Across the records below, how many lines include the string "author"? State the number and nothing more.

Dataset rows describing interfaces
Start of Block

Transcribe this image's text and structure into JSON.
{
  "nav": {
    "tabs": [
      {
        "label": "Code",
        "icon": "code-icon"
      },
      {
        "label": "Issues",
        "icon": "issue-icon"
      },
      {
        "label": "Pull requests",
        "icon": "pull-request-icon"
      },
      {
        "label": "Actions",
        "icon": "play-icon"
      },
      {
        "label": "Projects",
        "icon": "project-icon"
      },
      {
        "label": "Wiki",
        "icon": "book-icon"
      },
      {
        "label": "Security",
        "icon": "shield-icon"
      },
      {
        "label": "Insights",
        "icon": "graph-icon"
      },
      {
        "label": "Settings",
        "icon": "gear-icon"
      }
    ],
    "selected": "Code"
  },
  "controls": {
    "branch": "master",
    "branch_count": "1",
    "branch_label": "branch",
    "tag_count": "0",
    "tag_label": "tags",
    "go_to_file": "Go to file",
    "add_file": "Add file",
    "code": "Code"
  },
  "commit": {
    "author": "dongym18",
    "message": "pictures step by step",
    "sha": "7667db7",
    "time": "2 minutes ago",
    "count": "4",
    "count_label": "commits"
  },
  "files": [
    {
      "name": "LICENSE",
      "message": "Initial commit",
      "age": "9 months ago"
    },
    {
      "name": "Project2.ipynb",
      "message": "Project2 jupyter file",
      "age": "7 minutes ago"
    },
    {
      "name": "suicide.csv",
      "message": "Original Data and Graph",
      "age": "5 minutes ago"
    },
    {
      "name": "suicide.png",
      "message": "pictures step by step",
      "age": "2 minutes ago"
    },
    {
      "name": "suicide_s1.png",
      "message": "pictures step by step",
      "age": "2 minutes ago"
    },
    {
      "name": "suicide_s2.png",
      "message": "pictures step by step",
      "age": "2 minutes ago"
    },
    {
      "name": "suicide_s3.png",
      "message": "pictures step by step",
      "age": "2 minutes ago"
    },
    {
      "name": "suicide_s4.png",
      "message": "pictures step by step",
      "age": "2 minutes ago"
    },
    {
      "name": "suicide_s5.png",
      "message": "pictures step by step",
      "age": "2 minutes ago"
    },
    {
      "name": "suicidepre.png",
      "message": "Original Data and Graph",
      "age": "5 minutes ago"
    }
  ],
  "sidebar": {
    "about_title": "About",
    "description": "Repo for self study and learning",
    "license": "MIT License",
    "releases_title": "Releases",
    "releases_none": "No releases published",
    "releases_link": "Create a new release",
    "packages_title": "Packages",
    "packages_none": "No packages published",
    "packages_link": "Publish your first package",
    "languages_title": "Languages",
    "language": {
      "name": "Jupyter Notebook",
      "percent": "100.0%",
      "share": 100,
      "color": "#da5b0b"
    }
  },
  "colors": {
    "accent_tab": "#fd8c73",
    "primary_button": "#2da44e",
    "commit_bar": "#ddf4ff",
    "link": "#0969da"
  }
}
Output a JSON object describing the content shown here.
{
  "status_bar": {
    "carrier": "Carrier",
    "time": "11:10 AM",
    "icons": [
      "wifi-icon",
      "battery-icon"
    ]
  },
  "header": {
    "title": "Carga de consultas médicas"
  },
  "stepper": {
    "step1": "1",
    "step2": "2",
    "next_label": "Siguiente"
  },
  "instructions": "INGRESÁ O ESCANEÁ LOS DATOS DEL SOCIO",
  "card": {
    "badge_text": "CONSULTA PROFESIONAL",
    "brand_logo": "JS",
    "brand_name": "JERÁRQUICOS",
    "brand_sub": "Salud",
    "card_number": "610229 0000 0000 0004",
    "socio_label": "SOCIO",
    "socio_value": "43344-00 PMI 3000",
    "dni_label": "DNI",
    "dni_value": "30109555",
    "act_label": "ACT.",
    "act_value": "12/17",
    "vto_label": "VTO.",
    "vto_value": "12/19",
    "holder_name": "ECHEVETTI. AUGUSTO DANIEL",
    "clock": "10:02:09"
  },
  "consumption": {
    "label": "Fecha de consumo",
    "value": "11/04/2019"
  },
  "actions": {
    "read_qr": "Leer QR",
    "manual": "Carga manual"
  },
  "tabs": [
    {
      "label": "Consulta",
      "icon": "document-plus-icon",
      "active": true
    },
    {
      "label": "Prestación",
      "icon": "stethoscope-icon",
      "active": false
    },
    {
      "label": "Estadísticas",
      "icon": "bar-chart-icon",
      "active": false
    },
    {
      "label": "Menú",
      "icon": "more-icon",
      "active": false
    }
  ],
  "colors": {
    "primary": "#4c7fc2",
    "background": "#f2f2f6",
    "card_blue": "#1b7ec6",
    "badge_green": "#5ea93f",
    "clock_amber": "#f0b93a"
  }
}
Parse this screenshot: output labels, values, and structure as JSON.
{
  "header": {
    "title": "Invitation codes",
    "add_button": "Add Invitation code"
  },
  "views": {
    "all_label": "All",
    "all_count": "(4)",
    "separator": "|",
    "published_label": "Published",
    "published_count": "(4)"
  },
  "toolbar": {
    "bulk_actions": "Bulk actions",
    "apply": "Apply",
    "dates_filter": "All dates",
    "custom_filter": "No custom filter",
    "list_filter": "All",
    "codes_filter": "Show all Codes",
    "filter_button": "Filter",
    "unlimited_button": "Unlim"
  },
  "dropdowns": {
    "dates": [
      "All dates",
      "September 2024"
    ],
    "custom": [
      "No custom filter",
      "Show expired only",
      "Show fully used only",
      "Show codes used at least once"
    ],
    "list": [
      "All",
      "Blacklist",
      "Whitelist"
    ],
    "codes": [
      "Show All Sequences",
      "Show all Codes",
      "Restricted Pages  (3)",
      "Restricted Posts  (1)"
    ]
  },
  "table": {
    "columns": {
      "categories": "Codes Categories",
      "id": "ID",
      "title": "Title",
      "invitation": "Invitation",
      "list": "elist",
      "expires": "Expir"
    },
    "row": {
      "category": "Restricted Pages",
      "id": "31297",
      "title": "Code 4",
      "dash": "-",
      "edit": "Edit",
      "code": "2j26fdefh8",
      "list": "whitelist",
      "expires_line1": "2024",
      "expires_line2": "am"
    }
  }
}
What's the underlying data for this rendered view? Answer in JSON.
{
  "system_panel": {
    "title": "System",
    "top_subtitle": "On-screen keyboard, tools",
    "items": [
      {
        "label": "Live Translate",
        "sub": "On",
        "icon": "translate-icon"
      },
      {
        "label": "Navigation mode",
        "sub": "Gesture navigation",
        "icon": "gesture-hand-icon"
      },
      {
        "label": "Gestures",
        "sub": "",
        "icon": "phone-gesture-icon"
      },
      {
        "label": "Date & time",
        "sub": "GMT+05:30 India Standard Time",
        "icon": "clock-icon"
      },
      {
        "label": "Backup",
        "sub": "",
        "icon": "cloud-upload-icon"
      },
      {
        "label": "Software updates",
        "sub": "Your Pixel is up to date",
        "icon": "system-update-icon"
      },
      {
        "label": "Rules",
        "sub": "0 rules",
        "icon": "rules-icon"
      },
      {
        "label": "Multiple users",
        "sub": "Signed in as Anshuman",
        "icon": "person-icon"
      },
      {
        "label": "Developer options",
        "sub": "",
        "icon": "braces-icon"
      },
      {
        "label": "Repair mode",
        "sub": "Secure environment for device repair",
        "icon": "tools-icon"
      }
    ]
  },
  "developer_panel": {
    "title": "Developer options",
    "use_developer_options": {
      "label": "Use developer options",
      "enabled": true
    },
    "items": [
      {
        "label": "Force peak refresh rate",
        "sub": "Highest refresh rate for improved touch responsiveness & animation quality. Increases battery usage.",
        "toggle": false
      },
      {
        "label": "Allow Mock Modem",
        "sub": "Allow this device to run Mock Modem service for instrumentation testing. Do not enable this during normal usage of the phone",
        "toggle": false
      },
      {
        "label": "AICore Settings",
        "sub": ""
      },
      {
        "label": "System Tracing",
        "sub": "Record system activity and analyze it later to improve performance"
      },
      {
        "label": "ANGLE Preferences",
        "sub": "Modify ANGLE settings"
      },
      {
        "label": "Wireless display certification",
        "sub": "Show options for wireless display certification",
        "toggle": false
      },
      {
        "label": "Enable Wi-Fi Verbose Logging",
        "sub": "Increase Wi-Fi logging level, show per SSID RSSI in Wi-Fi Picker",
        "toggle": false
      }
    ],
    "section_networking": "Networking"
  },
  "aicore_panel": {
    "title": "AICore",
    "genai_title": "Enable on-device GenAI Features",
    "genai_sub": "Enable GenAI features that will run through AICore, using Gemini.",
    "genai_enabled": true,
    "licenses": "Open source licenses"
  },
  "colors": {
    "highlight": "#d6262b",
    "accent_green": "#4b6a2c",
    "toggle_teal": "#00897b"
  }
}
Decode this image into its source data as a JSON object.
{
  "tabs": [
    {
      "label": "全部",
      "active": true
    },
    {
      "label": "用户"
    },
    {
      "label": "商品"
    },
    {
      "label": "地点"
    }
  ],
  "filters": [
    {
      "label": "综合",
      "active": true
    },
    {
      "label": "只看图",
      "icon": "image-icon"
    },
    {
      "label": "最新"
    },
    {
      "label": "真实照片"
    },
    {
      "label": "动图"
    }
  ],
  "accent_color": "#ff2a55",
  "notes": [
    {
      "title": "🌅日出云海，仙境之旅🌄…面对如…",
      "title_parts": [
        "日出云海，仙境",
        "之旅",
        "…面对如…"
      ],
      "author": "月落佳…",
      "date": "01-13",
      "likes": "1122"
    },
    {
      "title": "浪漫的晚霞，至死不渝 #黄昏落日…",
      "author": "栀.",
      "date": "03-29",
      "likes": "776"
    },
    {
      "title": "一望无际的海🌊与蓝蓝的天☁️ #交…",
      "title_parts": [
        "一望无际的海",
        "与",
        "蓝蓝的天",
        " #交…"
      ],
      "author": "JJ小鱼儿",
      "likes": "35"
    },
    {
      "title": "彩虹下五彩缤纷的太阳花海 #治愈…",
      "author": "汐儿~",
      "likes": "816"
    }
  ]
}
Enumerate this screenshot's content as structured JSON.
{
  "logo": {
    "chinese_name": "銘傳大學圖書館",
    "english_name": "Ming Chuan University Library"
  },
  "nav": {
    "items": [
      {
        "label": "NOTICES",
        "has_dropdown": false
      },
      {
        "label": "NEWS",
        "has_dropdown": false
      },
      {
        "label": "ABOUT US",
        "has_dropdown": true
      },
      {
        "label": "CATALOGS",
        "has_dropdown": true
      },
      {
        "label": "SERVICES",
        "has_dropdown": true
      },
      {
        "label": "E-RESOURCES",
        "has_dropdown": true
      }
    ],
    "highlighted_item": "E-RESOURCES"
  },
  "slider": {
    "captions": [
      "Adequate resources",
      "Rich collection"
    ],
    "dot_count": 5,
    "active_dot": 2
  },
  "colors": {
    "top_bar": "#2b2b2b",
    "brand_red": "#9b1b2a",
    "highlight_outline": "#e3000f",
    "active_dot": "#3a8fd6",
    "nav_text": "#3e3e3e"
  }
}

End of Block

- [Result of this exercise]
5